Judges embraced the concept, but not without qualification. Some wondered whether knowing the place of origin for a class of wine might prejudice judges to instinctively look more favorably on varietals from regions with reputations for doing especially well by them (such as pinot noir and Russian River Valley) and less favorably on varietals from shakier terrain (chardonnay out of the Sierra foothills). Ultimately, a detailed analysis of the Dallas results may indicate whether that happened, but even then I suspect any differences will be slight and insignificant, given that seasoned judges are programmed to continually calibrate their perspective. Nevertheless, all we have to go on right now is speculation and anecdote.
Napa Valley means cabernet sauvignon, and we had plenty of them. Of the 210 wines we tasted, 90 were cabernet sauvignon. We gave gold medals to 14 of them, or 16 percent, which is somewhat high by customary wine-competition standards, though some Napa Valley partisans are likely to think that's shockingly low. Other members of the panel may disagree, but I think we went into the cabernet-sauvignon class thinking it would be more favorably impressive overall. Our gold-medal cabernets - as well as several silver-medal winners - generally were praised for the generosity of their fruit, their deft integration of oak, their firm spines, and their roundness and accessibility. Almost all the golds were by split votes; those on which the panel agreed most quickly and unanimously tended to share bright cherry flavors, a persistent finish and were more lithe than heavy. At the other extreme, 44 cabernet sauvignons got no medal at all. If I were a Napa Valley winemaker, this is the figure that would concern me most. Why such a disappointing showing by nearly half the field? Few of the wines were clearly flawed, but those that got spurned almost without exception were off balance - tannins were too showy, oak was too dominant, the heat of alcohol too searing. Where notes of eucalyptus and mint might appear, we found instead stalkiness.
The cabernets were mostly from the 2008 and 2009 vintages, 34 of the former, 27 of the latter. Six gold medals went to each, which suggests, in an entirely superficial way, that 2009 is the superior of the two years, though I hesitate to make that flat-out assessment, given the power and grace of so many Napa Valley cabernet sauvignons I previously tasted from 2008. To me, the biggest surprise of the class was that one gold medal went to a wine from 2010. This is really early for a Napa Valley cabernet sauvignon from that harvest to be entered in a competition. (When competition results are released publicly I will do a follow-up posting to identify award-winning players.)
|Bill Pfeiffer tracks another panel's ratings|
Aside from a "textbook" pinot grigio, a couple of vibrant sauvignon blancs, and a surprisingly strong class of chardonnay (22 entries, five gold medals, five silvers), the rest of the Napa Valley field was pretty much a letdown.
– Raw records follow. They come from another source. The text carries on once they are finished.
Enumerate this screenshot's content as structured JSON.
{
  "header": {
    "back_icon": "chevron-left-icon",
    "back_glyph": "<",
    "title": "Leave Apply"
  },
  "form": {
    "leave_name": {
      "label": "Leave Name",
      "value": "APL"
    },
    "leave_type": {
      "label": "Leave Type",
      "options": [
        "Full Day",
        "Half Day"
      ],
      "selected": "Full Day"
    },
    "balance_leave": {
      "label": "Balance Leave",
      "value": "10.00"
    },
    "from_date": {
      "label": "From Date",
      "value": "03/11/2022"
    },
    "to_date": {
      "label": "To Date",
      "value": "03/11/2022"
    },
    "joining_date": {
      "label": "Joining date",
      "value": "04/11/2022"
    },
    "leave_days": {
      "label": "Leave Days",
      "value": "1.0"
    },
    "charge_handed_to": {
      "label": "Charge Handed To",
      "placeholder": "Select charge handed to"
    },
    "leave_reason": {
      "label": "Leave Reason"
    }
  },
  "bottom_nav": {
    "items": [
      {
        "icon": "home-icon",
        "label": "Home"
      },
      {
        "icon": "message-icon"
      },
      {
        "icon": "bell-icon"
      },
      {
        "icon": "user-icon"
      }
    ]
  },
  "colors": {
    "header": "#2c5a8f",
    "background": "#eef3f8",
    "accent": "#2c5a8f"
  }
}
Only four pinot noirs and two syrahs were entered, and none won a gold medal. Merlot was the most disappointing class. We tasted 24 and gave just one gold medal; 16 got nothing at all. All the metal the eight zinfandels could muster was two bronzes.
Bottom line: If I actually were to visit Napa Valley on a shopping expedition in the near future, I'd concentrate on Bordeaux-inspired blends and cabernet sauvignon, and leave the pinot noir and zinfandel for other regions.